**WHAT YOU WILL DO**
Gather every line in the records below that contains the word "left".

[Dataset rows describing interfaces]
--------------------

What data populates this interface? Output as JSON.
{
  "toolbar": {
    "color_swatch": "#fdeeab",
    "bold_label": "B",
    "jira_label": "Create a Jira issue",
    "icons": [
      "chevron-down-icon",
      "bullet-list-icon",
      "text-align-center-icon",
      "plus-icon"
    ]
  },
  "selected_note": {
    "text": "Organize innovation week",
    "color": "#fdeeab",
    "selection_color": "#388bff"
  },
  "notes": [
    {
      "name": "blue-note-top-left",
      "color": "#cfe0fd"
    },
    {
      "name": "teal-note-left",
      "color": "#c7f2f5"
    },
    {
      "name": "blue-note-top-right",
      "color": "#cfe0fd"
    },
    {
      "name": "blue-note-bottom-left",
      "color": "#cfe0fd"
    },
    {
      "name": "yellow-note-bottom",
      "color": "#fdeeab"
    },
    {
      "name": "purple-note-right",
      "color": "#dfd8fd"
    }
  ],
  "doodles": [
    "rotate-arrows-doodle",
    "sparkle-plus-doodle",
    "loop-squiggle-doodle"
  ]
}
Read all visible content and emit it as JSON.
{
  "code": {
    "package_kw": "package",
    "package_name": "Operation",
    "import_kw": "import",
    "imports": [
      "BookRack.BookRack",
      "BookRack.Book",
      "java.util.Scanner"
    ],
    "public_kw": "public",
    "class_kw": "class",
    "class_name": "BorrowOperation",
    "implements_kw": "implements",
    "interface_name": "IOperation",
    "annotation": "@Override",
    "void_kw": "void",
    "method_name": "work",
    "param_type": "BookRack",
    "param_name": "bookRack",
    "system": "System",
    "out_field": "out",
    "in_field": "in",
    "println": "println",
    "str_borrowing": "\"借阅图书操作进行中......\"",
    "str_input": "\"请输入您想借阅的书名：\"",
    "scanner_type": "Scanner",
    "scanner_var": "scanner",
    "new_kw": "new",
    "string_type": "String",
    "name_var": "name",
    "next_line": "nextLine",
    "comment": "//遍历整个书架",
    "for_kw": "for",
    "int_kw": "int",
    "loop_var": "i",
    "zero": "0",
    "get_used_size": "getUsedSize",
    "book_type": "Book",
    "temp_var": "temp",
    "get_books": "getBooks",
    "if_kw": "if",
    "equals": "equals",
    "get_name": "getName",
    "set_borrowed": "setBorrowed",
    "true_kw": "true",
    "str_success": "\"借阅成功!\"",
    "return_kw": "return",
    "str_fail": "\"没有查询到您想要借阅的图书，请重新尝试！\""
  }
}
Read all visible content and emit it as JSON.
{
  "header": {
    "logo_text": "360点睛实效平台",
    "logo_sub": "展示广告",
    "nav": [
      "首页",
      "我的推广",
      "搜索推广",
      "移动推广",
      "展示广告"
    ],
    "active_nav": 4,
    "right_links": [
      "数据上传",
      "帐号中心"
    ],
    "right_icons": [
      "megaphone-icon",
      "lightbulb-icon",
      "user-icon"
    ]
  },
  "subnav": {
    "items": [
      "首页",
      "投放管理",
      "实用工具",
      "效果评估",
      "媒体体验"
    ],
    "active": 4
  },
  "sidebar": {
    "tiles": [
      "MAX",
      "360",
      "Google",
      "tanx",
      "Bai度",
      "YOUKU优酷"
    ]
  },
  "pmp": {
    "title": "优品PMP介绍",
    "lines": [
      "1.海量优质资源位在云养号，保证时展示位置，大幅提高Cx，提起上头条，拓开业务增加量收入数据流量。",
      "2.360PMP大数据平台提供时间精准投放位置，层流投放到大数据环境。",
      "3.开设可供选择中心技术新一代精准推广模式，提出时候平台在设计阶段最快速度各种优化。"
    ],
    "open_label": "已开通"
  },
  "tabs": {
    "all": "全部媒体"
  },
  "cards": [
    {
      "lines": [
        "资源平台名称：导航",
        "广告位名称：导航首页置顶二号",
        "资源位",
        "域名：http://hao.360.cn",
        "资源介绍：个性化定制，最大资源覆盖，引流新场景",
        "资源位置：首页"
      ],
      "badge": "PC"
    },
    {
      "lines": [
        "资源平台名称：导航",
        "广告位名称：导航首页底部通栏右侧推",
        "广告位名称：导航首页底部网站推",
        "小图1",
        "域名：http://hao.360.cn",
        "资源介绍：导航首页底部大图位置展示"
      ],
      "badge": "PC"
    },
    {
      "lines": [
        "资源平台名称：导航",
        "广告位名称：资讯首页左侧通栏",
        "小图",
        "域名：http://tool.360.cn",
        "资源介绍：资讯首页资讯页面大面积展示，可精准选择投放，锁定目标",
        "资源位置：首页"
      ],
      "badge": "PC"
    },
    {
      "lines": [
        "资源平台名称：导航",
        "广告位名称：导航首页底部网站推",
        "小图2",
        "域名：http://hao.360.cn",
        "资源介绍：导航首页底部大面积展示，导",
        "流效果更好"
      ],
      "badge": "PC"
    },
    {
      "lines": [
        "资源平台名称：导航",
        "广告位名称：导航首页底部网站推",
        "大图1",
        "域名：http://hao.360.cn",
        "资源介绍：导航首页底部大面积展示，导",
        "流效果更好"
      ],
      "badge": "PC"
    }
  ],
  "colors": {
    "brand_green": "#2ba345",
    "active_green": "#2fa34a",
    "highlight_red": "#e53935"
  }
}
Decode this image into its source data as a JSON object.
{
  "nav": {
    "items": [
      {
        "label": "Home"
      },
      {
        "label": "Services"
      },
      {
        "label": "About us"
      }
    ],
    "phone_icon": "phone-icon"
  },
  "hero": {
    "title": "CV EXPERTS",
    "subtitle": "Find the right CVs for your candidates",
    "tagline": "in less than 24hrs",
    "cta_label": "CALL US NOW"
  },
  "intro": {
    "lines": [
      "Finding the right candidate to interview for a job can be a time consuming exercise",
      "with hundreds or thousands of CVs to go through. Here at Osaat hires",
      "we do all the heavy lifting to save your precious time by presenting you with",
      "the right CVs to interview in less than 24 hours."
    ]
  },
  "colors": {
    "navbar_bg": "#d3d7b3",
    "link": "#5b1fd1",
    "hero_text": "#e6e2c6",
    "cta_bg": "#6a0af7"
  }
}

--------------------

**RESULT FOR THIS TASK**
      "name": "blue-note-top-left",
      "name": "teal-note-left",
      "name": "blue-note-bottom-left",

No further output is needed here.